iv)     Makefile - make mzsolve will use this to build your program.

v)      You were given...

(1)   …the specification (what to do)

(2)   …the design (roughly, what ADTs to build)

(3)   …hints about the implementation

(4)   …some partial code

(5)   …a pointer to some libraries to use (omitted from the slides)

vi)     Somebody had to figure all this stuff out for you; now that's software engineering, and now it's your turn

22)  Software lifecycle

a)      A software engineering lifecycle model describes how one might put structure on the software engineering activities

b)      The classic lifecycle model is the waterfall model (roughly due to Royce in 1956), which is structured by a set of activities and is inherently document-driven


c)      Limited feedback increases risk

d)      “You start at the top and it’s all downhill from there.” [uncertain origin]

e)      The cost of fixing errors at later lifecycle phases is much higher than at earlier stages

i)        Boehm’s 1976 data still hold — the differences are often an order of magnitude

ii)       Must increase feedback in the lifecycle to reduce these costs (and other risks)

23)  Wednesday and Friday lectures

a)      Kimura (Notkin absent, at IBM Research and at ACM SIG Governing Board meetings)

b)      Wednesday: Models of software engineering (Read the two Boehm papers)

c)      Friday: Overview of requirements
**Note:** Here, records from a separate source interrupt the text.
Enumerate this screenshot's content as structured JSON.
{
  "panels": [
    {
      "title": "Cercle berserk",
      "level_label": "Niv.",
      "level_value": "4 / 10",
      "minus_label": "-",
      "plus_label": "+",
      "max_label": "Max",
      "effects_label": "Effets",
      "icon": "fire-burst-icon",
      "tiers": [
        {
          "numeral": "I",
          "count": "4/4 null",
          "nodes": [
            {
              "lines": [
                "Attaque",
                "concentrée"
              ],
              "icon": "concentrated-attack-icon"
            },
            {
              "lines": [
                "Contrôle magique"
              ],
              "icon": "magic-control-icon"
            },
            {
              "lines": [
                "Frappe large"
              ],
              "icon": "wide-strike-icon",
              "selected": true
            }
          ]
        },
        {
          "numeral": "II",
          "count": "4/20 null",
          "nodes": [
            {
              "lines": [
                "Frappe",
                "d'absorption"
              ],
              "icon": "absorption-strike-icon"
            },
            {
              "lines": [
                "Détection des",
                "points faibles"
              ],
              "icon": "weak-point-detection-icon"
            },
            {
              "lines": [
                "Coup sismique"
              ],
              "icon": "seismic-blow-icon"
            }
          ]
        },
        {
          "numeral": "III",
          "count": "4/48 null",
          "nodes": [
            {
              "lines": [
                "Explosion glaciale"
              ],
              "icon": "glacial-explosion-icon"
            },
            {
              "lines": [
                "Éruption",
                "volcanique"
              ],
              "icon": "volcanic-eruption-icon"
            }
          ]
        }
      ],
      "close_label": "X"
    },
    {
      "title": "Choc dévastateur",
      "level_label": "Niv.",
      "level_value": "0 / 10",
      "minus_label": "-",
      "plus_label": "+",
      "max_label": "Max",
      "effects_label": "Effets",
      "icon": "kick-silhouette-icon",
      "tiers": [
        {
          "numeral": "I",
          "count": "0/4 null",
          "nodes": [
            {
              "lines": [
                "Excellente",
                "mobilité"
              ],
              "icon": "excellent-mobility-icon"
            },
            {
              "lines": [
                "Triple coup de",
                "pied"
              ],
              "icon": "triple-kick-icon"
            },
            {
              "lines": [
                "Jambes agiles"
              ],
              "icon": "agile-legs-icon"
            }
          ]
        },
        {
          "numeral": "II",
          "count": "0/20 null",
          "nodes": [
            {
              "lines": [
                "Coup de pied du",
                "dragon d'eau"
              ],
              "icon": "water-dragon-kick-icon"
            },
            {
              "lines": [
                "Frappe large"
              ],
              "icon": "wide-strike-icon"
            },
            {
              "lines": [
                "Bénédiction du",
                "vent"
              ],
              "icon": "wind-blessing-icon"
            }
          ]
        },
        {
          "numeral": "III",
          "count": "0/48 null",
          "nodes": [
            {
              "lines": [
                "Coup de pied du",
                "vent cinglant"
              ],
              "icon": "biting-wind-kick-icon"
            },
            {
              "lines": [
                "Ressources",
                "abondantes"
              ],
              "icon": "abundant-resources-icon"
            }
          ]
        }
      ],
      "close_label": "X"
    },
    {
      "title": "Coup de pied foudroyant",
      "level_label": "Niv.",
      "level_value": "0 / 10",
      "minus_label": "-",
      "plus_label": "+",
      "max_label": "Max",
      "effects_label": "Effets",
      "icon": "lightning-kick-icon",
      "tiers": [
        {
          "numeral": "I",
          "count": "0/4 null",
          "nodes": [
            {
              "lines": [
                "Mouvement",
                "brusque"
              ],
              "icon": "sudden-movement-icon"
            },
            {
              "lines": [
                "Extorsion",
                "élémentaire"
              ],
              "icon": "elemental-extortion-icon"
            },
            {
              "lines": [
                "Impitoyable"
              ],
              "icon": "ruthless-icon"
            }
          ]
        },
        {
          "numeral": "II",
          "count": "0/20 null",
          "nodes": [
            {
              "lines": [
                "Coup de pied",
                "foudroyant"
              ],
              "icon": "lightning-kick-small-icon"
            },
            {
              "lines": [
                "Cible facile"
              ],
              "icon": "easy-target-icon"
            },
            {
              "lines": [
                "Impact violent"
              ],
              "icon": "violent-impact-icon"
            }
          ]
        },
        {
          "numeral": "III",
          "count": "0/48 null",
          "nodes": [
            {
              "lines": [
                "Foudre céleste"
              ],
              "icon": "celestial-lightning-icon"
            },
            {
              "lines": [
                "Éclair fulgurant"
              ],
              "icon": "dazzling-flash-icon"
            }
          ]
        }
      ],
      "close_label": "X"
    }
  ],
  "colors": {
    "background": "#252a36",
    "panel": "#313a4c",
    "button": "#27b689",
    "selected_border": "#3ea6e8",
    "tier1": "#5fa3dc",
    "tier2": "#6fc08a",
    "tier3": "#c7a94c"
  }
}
24)  Overview of the course

a)      Project (4-6 students, you choose the members)

i)        We give you a high-level description, you refine it

ii)       Strict milestones (some flexibility later on)

iii)     Weekly reports, due on Fridays; list top 3 risks, plus other material (email is fine)

iv)     Not primarily graded on whether your program "works"

b)      Just-in-time lectures

c)      Reviews

d)      Sections

e)      Quizzes: only part of the grade that is yours alone

f)        Special topics (often guest lectures), last two weeks of quarter

g)      Readings are key

h)      Schedule is on the web page